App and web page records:
/---

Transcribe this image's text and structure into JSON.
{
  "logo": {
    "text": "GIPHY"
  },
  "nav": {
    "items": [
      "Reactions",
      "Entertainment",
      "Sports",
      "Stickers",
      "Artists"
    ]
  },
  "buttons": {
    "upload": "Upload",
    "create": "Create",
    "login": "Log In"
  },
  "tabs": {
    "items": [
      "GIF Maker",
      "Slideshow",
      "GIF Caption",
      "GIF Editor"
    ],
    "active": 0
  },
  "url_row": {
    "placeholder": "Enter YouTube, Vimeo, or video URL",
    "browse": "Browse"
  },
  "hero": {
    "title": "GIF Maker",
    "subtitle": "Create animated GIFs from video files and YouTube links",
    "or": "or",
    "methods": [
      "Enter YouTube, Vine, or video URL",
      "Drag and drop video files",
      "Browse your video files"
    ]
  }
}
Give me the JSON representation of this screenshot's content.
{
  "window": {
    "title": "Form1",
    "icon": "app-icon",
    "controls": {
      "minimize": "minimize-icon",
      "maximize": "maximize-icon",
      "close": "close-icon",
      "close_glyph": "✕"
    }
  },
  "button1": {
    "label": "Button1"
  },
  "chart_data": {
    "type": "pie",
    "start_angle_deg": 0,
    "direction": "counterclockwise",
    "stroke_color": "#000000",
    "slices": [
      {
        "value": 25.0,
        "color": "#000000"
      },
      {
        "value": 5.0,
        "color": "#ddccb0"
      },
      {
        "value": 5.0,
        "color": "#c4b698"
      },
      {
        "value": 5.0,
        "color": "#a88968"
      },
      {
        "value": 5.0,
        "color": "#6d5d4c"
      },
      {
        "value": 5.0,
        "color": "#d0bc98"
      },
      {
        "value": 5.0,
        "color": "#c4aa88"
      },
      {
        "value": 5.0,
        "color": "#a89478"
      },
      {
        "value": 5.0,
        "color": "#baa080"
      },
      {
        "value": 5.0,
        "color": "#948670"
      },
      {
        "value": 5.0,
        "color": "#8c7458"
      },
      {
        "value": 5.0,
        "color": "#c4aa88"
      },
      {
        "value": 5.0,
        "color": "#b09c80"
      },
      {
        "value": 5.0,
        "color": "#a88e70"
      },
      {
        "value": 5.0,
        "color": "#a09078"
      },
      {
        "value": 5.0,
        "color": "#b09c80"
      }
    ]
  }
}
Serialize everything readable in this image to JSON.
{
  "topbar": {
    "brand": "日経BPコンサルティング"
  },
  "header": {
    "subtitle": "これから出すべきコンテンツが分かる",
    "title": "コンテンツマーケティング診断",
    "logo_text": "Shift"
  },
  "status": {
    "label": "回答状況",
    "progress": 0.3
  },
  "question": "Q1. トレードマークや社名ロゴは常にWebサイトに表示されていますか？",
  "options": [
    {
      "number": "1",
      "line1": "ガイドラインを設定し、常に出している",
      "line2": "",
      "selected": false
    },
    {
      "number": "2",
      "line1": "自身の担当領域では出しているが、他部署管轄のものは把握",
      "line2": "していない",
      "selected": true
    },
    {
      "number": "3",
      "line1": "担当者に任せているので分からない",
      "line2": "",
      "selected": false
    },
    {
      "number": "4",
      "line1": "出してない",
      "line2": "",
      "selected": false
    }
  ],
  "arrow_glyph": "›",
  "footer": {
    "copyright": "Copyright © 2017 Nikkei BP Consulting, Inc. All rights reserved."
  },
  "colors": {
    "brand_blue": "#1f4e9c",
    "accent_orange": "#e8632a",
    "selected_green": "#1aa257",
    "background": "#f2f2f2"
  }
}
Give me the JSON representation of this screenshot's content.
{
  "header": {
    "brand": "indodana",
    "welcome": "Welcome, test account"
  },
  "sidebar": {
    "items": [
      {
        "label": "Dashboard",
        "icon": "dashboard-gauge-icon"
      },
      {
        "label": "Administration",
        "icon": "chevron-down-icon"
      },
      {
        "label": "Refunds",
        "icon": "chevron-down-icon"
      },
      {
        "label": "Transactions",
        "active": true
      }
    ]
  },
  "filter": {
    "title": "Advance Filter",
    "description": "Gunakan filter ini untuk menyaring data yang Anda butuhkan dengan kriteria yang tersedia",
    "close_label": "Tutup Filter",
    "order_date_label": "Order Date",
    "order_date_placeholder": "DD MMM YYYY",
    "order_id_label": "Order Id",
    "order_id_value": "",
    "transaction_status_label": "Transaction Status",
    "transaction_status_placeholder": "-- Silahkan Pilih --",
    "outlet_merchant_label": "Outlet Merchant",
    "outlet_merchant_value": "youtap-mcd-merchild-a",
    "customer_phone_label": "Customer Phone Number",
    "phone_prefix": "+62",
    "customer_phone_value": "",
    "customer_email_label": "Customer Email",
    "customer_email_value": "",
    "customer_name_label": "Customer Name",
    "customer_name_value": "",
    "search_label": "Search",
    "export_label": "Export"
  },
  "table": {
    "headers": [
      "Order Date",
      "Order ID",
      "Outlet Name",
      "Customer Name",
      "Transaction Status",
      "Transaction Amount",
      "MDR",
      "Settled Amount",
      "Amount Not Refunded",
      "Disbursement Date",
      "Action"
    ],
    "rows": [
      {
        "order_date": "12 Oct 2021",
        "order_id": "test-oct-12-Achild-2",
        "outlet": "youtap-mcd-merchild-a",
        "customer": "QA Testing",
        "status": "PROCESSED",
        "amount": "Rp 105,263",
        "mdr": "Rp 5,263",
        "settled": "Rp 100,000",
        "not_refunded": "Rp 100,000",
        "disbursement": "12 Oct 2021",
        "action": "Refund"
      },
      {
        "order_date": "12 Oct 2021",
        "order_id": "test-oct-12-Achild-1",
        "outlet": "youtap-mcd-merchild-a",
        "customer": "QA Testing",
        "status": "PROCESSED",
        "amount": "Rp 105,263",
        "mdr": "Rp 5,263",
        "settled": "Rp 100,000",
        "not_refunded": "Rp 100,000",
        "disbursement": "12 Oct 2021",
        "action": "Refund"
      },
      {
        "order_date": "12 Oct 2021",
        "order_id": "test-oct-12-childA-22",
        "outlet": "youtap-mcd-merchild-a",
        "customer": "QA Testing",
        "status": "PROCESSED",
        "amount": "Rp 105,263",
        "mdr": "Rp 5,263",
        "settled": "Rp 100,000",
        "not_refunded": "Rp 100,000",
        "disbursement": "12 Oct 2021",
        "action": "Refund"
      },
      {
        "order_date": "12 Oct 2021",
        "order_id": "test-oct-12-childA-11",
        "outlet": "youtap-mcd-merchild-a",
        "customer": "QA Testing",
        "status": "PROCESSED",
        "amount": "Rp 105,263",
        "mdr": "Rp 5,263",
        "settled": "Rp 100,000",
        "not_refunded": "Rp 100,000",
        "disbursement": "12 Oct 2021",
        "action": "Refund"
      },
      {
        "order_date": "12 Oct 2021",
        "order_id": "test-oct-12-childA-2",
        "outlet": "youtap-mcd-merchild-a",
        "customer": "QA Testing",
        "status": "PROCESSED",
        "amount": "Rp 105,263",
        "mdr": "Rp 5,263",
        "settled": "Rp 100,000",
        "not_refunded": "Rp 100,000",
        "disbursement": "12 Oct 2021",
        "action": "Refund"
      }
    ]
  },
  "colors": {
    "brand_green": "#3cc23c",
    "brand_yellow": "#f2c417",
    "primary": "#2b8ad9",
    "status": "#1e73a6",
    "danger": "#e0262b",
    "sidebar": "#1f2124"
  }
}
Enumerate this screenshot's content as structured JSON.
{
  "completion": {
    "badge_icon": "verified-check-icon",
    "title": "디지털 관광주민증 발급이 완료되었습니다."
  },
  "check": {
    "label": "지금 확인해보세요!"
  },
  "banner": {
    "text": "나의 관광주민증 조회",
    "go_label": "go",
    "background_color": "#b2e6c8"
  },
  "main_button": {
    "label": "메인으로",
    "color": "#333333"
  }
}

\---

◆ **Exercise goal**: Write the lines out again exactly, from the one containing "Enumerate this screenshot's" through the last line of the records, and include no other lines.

◆ **Answer for this exercise**:
Enumerate this screenshot's content as structured JSON.
{
  "completion": {
    "badge_icon": "verified-check-icon",
    "title": "디지털 관광주민증 발급이 완료되었습니다."
  },
  "check": {
    "label": "지금 확인해보세요!"
  },
  "banner": {
    "text": "나의 관광주민증 조회",
    "go_label": "go",
    "background_color": "#b2e6c8"
  },
  "main_button": {
    "label": "메인으로",
    "color": "#333333"
  }
}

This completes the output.